## EXERCISE DETAILS
The answer should consist of all the entries, repeated word for word.

/---

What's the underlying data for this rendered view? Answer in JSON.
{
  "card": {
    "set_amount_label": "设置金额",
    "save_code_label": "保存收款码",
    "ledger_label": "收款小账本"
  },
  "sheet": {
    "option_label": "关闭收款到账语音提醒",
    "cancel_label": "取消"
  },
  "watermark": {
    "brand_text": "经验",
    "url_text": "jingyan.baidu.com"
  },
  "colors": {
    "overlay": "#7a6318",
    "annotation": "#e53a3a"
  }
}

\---

## RESULT OF THE TASK
What's the underlying data for this rendered view? Answer in JSON.
{
  "card": {
    "set_amount_label": "设置金额",
    "save_code_label": "保存收款码",
    "ledger_label": "收款小账本"
  },
  "sheet": {
    "option_label": "关闭收款到账语音提醒",
    "cancel_label": "取消"
  },
  "watermark": {
    "brand_text": "经验",
    "url_text": "jingyan.baidu.com"
  },
  "colors": {
    "overlay": "#7a6318",
    "annotation": "#e53a3a"
  }
}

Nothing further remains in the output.